**Description of the task**
Without any pictures, restate the full set of records below exactly.

═════ Provided data ═════

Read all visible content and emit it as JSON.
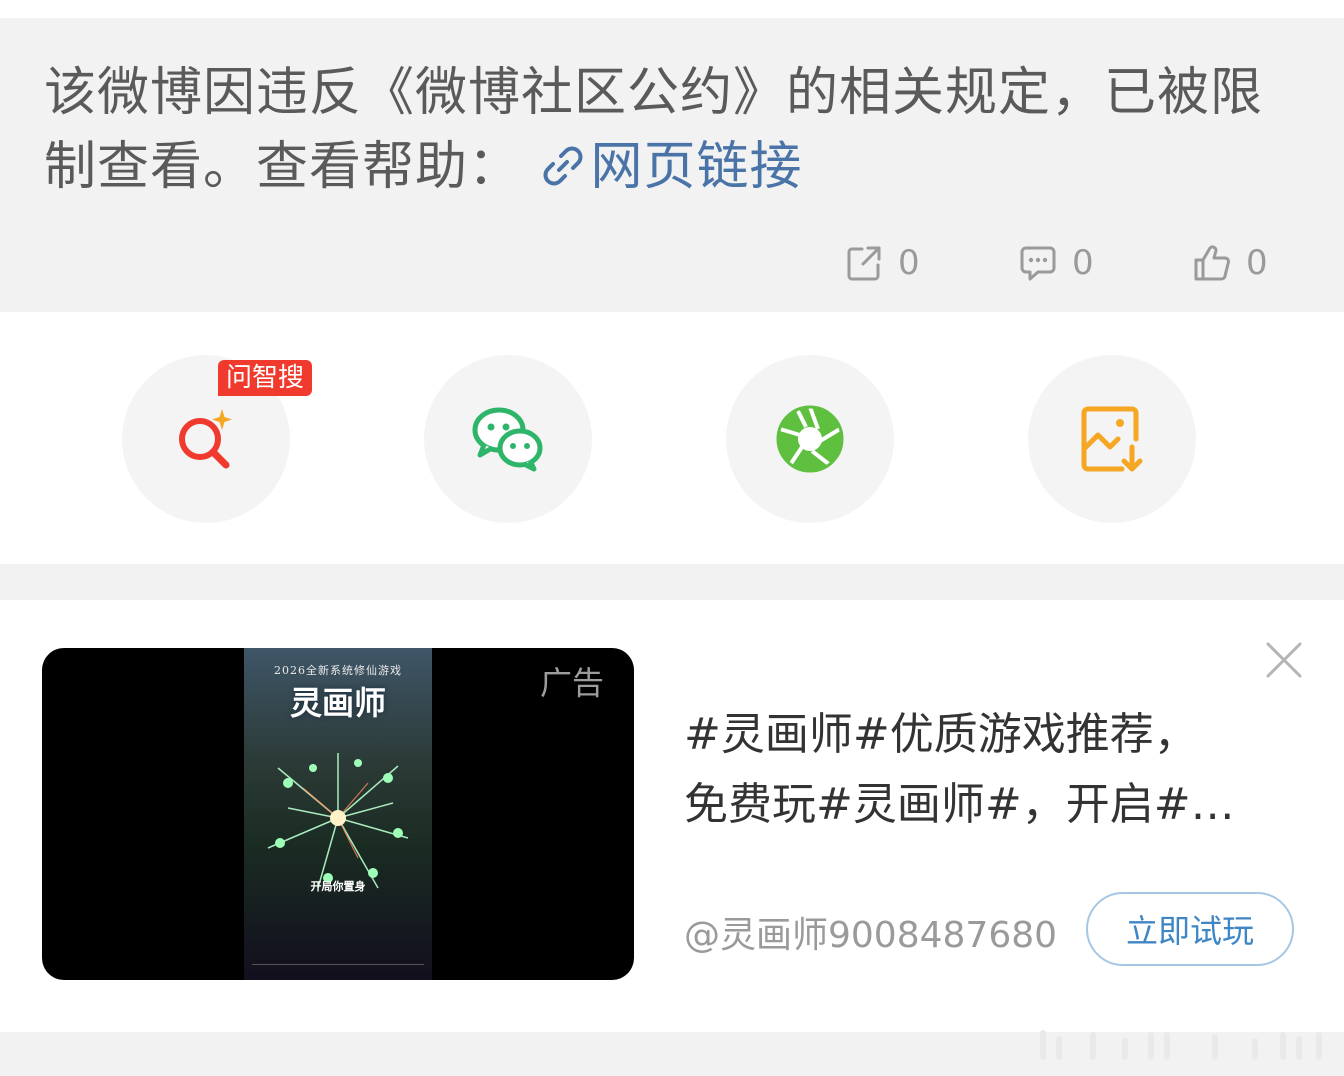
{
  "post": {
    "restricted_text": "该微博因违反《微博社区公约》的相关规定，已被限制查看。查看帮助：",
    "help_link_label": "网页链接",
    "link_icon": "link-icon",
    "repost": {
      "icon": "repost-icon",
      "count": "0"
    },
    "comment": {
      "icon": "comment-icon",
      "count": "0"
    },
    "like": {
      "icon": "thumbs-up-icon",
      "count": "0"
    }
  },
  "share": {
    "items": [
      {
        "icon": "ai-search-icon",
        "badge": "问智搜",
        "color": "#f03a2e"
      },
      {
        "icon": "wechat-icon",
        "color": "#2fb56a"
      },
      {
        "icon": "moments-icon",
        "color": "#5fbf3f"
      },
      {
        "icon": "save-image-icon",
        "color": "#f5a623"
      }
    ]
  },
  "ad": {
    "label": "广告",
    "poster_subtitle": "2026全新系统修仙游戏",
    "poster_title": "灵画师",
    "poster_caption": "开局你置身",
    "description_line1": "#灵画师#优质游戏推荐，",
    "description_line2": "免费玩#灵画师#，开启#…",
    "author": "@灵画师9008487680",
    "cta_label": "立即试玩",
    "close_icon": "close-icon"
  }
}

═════

**Solution**
Read all visible content and emit it as JSON.
{
  "post": {
    "restricted_text": "该微博因违反《微博社区公约》的相关规定，已被限制查看。查看帮助：",
    "help_link_label": "网页链接",
    "link_icon": "link-icon",
    "repost": {
      "icon": "repost-icon",
      "count": "0"
    },
    "comment": {
      "icon": "comment-icon",
      "count": "0"
    },
    "like": {
      "icon": "thumbs-up-icon",
      "count": "0"
    }
  },
  "share": {
    "items": [
      {
        "icon": "ai-search-icon",
        "badge": "问智搜",
        "color": "#f03a2e"
      },
      {
        "icon": "wechat-icon",
        "color": "#2fb56a"
      },
      {
        "icon": "moments-icon",
        "color": "#5fbf3f"
      },
      {
        "icon": "save-image-icon",
        "color": "#f5a623"
      }
    ]
  },
  "ad": {
    "label": "广告",
    "poster_subtitle": "2026全新系统修仙游戏",
    "poster_title": "灵画师",
    "poster_caption": "开局你置身",
    "description_line1": "#灵画师#优质游戏推荐，",
    "description_line2": "免费玩#灵画师#，开启#…",
    "author": "@灵画师9008487680",
    "cta_label": "立即试玩",
    "close_icon": "close-icon"
  }
}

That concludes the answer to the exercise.